“We used to know how to do high-temp electronics when we had vacuum tubes,” says Limaye. And even though some of that knowledge has been lost after decades of using silicon circuits, he thinks tubes could be adapted for Venus radios—provided they’re smaller than the ones used in 1955 Zenith TVs.
ANY VENUS LANDER launched in the near future will live on the surface five hours, at most. Whether that’s long enough “depends on what your perspective is, whether you’re a glass half-full or half-empty person,” says Limaye. Even three hours gives a spacecraft time to collect data, take pictures, and do a little drilling. But to really understand how the Venus system works over time—that requires longer missions and new technologies.
Insulation won’t be enough. Long-duration (weeks-long) landers will require “active” cooling—refrigeration—says planetary scientist Mark Bullock of the Southwest Research Institute in Boulder, Colorado, who heads the team designing SAGE’s camera. Future Venus landers would basically be Frigidaires, devoting 70 percent or more of their power to staying cool. They will more than likely need multi-stage cooling: fridges within fridges. The only way to achieve that, says Bullock, is with nuclear power.
Other scientists have speculated beyond rovers to Venus aircraft. To investigate how a planet that rotates so slowly can generate such powerful winds, some suggest penetrating the acid clouds with a Teflon-coated helium-filled balloon. Scientists like Geoffrey Landis at NASA’s Glenn Research Center in Ohio have proposed sending an autonomous airplane with the rover. Landis points out the advantages of this one-two combination: The airplane would fly in the cooler upper atmosphere, which is friendlier to electronics. If most of the computer brain power were placed on the airplane, it could direct the rover from above.
With these kinds of tools, scientists could really start to unravel the mysteries of Venus: Why the planet doesn’t have plate tectonics, what happened to its water, and the Big Question: Could the same runaway greenhouse effect happen on Earth? It’s still not clear which one of the twin planets is the anomaly, says Smrekar. “We have two end members of [the spectrum of] Earth-like planets, and it will be interesting to see which is more common.”
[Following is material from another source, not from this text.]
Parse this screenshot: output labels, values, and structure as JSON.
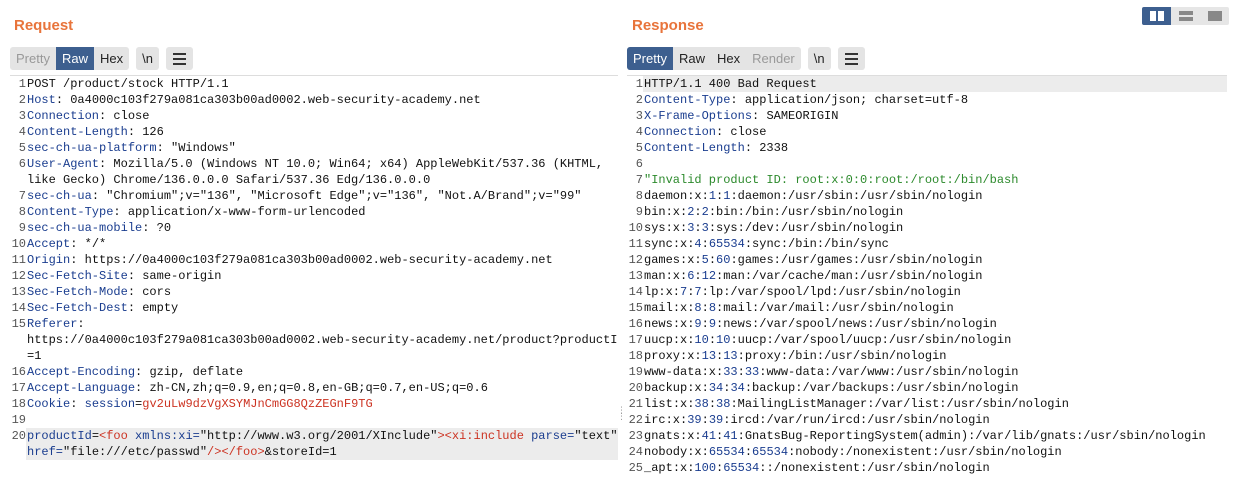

SAGE may not give us all the answers we want, but if its mission is approved, the spacecraft will literally die trying. The first bytes of data should arrive at mission control—causing the scientists and engineers to erupt in cheers—after the lander has finished its planned work and started to succumb on Mielikki Mons, 24 million miles away. Eventually heat will pierce its inner circuits, kinetic energy will rattle its molecules harder and harder, and hiccups will start to appear in the transmissions.
As Lori Glaze of NASA’s Goddard Space Flight Center in Greenbelt, Maryland, envisions it based on work she’s done on other Venus mission concepts, the lander’s death will not be peaceful—no “Daai-sy, Daaaaai-sy” sign-off, followed by silence. After the batteries shut down, they will continue to bake in the 850-degree heat. Soon after, says Glaze, they will almost certainly explode, and the blast will probably breach the titanium pressure shield around the inner electronics. When the lander stops shuddering, the toxic air will go to work, eating any exposed wires down to the nubs, and the carbon dioxide will bleach any of the lander’s decorations (like American flags). All the metals will corrode, and the supercritical CO2 and acids and ocean-like pressure—all the hellish forces of Venus—will do what they do best, and destroy the lander piece by piece.
Sam Kean is the author of the New York Times bestseller The Disappearing Spoon: And Other True Tales of Madness, Love, and the History of the World from the Periodic Table of the Elements (Little, Brown, 2010).